Ranking 61 nations according to their ability to foster talent, the report ranked Denmark second overall, behind only Switzerland – the same position as last year for the Danes.
“Among other reasons, it’s down to Danish companies focusing on attracting and retaining talent and employee motivation being high,” said Charlotte Rønhof, a deputy director at Dansk Industri, the confederation of Danish industry.
Can’t spank the Swiss
The ranking is based on scores in three central areas: Investment & Development, Appeal, and Readiness. Denmark ranked first for I&D, third for Readiness and 11th for Appeal (in which the cost of living was a sizeable detractor).
Since 2007, Denmark has never been ranked below third in the IMD World Talent Report, but it has been unable to wrestle first place away from the Swiss during that time.
Belgium came third, and Sweden and the Netherlands made up the top five. Finland, Norway, Austria, Luxembourg and China Hong Kong completed the top ten.
Perhaps understandably, Denmark has the happiest workers in the world, according to the latest Universum Global Workforce Happiness Index. Denmark was followed by Norway, Costa Rica, Sweden and Austria in the rankings.
The study asked 200,000 professionals in 57 countries about their satisfaction with their job, willingness to recommend their employer to others and likelihood of switching jobs in the near future.
“Employee happiness is crucial for retaining good talent as well as having a motivated workforce that delivers great results and continuously innovates,” said Daniel Eckert, the research project manager at Universum.
“If the young professionals in a market show low levels of discontent, then that is a good sign for the economy as whole.”
Meanwhile, the University of Copenhagen (KU) and the Technical University of Denmark (DTU) have both been ranked among the top 100 universities in the world for delivering work-ready graduates by Times Higher Education.
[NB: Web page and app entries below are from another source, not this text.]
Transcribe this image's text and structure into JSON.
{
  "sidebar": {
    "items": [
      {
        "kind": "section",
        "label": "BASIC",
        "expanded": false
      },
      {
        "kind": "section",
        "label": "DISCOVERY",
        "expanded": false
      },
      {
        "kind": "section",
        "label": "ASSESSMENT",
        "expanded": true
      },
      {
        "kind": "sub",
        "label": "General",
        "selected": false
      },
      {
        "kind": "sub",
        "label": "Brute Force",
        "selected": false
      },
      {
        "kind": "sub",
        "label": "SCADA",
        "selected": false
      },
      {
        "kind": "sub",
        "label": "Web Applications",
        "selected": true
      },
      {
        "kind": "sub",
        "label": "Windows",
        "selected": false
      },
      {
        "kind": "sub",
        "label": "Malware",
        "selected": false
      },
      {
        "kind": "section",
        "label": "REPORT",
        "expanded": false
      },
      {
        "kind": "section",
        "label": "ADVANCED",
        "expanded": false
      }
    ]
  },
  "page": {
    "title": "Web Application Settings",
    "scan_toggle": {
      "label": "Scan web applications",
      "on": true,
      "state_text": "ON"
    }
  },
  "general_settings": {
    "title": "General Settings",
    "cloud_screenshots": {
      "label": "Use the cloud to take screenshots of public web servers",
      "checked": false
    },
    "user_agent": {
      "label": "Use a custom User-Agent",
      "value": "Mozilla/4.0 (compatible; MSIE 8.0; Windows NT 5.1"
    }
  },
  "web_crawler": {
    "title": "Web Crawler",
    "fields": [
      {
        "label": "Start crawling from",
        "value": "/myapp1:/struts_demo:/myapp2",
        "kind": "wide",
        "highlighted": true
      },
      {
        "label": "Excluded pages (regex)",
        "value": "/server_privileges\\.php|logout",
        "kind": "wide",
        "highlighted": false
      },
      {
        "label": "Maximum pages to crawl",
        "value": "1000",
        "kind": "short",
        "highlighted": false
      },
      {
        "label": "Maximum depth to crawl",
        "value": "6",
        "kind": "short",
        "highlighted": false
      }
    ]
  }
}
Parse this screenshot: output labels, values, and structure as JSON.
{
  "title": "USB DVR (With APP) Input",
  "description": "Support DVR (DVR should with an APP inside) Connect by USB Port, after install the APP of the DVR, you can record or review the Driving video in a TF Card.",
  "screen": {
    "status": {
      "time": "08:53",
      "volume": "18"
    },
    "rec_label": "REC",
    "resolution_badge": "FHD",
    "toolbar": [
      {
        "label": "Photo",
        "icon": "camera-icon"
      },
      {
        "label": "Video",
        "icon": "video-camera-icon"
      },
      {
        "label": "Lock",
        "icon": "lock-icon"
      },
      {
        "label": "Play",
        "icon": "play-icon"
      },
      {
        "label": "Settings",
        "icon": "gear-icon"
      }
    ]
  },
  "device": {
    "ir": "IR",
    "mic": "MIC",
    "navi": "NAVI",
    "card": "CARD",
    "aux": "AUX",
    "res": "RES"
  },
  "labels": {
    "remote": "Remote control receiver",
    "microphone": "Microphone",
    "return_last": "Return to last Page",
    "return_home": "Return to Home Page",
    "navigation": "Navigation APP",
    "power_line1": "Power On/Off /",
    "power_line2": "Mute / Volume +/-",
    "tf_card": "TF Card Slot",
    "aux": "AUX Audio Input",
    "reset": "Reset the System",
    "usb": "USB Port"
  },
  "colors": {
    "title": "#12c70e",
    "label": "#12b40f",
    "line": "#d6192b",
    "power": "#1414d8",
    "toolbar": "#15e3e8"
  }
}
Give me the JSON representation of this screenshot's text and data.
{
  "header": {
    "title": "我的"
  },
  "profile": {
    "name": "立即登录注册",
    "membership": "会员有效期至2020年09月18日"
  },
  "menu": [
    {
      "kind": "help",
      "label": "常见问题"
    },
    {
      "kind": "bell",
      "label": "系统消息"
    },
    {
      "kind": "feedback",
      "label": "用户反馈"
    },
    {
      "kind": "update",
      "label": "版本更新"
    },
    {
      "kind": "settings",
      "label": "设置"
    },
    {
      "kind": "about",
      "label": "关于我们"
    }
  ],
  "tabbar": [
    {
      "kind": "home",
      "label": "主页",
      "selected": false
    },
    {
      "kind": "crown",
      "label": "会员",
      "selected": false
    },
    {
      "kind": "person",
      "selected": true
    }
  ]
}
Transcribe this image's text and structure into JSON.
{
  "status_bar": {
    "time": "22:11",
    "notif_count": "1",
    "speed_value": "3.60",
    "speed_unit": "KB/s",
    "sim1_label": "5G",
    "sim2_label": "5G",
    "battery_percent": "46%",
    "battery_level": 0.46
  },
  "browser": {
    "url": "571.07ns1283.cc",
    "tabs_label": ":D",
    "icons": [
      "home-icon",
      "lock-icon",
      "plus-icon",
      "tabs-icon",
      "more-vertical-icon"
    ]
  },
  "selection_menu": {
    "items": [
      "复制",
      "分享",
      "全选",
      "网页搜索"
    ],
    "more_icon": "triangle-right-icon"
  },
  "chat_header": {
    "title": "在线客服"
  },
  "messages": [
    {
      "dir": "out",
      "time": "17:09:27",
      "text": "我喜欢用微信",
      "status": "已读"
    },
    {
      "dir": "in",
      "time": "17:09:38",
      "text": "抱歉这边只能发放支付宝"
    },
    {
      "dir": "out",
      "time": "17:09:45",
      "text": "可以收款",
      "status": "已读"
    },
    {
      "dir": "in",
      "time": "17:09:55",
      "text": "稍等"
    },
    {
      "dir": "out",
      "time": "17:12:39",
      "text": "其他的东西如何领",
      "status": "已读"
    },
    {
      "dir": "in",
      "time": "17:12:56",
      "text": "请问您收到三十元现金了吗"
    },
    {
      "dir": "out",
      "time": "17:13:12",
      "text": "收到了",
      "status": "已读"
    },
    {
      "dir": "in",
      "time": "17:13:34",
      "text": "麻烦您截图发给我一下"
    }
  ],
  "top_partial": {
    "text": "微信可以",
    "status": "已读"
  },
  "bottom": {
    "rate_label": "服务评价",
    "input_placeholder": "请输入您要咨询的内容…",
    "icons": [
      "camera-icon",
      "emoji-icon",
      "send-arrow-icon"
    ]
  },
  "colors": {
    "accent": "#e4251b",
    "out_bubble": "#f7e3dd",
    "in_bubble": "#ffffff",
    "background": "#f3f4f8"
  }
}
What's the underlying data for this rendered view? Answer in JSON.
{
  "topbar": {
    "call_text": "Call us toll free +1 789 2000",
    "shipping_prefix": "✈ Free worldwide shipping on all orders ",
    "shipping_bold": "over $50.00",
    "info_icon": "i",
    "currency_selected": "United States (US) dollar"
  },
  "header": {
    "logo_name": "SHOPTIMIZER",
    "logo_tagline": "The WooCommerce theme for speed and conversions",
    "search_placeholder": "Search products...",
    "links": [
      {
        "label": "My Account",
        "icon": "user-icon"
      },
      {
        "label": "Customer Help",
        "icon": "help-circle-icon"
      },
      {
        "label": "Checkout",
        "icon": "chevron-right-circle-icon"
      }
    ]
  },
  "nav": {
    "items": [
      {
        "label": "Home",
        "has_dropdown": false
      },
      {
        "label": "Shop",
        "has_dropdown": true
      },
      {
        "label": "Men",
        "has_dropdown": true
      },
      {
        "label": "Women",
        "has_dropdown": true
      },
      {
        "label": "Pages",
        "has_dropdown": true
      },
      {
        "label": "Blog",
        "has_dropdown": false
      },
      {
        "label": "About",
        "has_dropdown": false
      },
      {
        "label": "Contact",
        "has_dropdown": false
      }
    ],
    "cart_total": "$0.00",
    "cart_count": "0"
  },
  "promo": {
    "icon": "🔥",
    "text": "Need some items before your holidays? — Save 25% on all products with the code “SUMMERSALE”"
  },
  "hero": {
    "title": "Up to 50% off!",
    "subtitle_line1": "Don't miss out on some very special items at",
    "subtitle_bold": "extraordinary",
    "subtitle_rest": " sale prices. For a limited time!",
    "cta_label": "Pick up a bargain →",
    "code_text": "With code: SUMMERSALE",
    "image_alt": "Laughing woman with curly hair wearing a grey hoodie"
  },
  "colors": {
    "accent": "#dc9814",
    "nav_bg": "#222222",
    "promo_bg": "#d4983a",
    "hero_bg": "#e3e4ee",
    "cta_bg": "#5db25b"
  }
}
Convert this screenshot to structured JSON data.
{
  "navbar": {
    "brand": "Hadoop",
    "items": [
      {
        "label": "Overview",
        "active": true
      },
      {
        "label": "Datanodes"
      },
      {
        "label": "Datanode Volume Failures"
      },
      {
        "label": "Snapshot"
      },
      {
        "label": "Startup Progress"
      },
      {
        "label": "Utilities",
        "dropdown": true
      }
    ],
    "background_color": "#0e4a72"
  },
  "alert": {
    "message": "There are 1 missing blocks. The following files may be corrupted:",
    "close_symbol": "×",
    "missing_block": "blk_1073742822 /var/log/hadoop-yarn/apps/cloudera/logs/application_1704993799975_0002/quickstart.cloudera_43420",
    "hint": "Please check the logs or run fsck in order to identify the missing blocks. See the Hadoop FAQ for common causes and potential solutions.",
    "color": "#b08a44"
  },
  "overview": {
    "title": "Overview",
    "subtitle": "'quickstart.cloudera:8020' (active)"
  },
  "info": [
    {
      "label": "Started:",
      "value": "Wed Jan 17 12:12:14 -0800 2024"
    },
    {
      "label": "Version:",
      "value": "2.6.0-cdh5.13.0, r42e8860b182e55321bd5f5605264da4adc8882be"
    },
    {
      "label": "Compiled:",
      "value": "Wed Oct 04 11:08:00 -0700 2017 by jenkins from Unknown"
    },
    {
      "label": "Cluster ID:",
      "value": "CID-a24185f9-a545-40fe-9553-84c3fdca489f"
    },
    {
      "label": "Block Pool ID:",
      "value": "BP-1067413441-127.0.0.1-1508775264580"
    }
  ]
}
KU moved up one spot to 51st, while DTU took a massive leap from 112th to 76th this year. KU was ranked the top Nordic university, followed by Stockholm (62), Helsinki (73), DTU and Lund (78). (CPH POST)